I found this blog entry yesterday -- impressive how easy is to make Clojure programs parallel (pmap in place of map :D ). Sadly, on my PC it didn't run on multiple cores but I haven't investigated it yet.
Use examples from books like Joy of Clojure -- they are very idiomatic and well designed. In this book there are also reasons on design of language and -- what is most important to you -- why functions+immutability is better for multithreaded programming than procedures+OO mutability.
Yes, I think parallelism is important to tell. But also -- in my opinion -- it is always crucial to convince non-lisp-listeners that The Parentheses Hell is not a hell but blessing ;) Tell about Beating the Averages and why Lisps are the most powerful languages in the world.
Try not to teach them a language but show why to learn it.

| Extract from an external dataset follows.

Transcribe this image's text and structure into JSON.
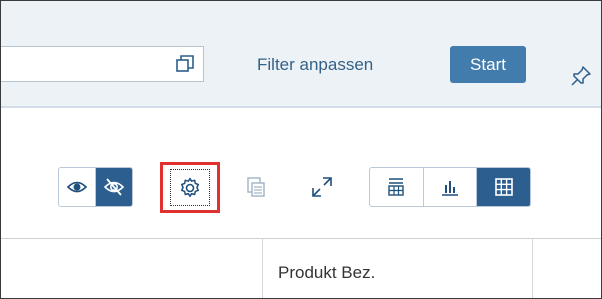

Oh, and prepare that someone in the audience will ask "why no for loop" or "why no constants" or "how come immutability doesn't lead to performance problems".